Social value is the value attributed to economic, social and environmental outcomes that tangibly contribute to the well-being, resilience and sustainability of society and the wider environment. Through policy and directives, governments are increasingly encouraging public services to deliver social value. But how do they do that?
Social value may seem intrinsic to public services, but we miss opportunities even when delivering our greatest successes. How often have procured services concertedly provided employment opportunities for refugees or those with disabilities? How frequently do we encourage women and people from black, Asian and minority ethnic backgrounds into leadership through market engagement? How often do we leverage major infrastructure spend to push the envelope of sustainability?
Over the last 20 years, awareness of social and environmental challenges, as well as perceived supplier misbehaviour, has grown. Recent polls in the UK indicate the public increasingly dismisses free enterprise in favour of nationalisation and more intensive regulation. If governments want to maintain the benefits of outsourcing, and suppliers want to retain their freedom to innovate, then suppliers must reconnect with communities and put social value at the heart of procurement and project delivery.
What does social value mean for the public sector?
While most public services and projects deliver specified social benefits, incorporating social value captures broader opportunities. It draws from the holistic thinking of the Triple Bottom Line (“Profit, People, Planet” as coined by John Elkington in 1994) and the UN Sustainable Development Goals to compel commissioners and suppliers to widen their positive impacts through investment, transformation and regeneration. Most importantly, social value doesn’t compete with value for money, it’s part of it. Some examples of social value include:
Focussing on social value in procurement delivers greater value for money
Unethical actors rarely create the issues and missed opportunities associated with public sector suppliers. In our experience, the misalignment of incentives is a more common cause. The narrow focus of public procurement too often forces suppliers to deliver a narrow set of objectives at minimal price. This might exclude social value-oriented businesses, while rewarding those who strip out socially-valuable costs such as paying a living wage.
There are, however, many examples of best practice we can learn from, particularly in local government. For instance, when tendering for a major building renovation, Harrow Council included an explicit request for social value and systematic approach to recording it, as well as a 10% weighting in tender evaluation. They found that the lowest priced bid provided £439,000 (+41%) additional social value, while the highest priced bid provided only £71,000 (+3.5%). The fifth-ranked bid provided the greatest additional social value (£781,000, +57%). Although maximising social value can be expensive, it’s also possible to achieve more social value without additional cost.
There has never been a better time to embrace social value in public procurement
A tipping point in the social value story was the creation of the UN Millennium Development Goals and UN Global Compact at the turn of the millennium. These formed an international social value charter and encouraged businesses to adopt socially responsible practices, setting the agenda for EU and national laws to follow.

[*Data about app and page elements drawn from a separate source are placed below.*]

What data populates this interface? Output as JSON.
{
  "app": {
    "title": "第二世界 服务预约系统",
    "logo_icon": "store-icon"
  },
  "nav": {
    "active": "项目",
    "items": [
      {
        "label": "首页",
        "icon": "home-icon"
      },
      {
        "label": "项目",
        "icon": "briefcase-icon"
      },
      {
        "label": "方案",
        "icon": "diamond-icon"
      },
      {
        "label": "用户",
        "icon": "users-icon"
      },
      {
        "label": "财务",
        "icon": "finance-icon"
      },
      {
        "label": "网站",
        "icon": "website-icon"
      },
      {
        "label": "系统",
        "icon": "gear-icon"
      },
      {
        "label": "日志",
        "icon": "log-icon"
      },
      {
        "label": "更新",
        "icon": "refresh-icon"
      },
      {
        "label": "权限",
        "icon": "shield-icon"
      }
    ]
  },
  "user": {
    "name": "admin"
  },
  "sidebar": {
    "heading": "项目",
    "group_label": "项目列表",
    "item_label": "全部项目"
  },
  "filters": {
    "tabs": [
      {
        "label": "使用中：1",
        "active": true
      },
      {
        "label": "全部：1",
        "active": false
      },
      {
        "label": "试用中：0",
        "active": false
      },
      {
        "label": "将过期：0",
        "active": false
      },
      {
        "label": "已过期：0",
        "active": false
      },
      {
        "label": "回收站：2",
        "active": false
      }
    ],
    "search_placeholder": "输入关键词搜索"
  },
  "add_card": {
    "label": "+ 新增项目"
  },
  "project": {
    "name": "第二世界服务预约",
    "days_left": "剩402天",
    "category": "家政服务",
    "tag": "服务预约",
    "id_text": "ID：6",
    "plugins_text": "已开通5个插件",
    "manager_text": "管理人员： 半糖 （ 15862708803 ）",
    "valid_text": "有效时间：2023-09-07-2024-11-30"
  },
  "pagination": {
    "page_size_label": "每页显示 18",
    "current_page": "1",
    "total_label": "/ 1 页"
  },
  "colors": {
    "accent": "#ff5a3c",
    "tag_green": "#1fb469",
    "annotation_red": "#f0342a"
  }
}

In the UK today, the Public Services (Social Value) Act 2012, Government Buying Standards (2012), Balance Scorecard for Growth (2016) and Public Contracts Regulations (2015) create an ideal environment to drive social value. They encourage strategies, business cases and procurements to incorporate social value, including in supplier selection and contract management. Here at PA, we’re increasingly receiving invitations to tender from public sector clients with explicit social value criteria included.
Although social value can deliver huge societal benefits at minimal cost, the uptake across public procurement is still patchy. This is due to a misperception of restrictive procurement law and the assumed complexity of measuring social value. Thanks to rapid evolution in public policy, however, the UK government has never been in a better position to leverage its £284bn annual buying power to transform markets in favour of social value outcomes – including the transition to a Circular Economy.
There is still some way to go before public services consistently and effectively integrate social value throughout procurement. That’s why we’re always working on better ways to support clients to achieve this. Together, we can incentivise and reward businesses that deliver social value, benefiting all citizens and driving true value for money for the UK taxpayer.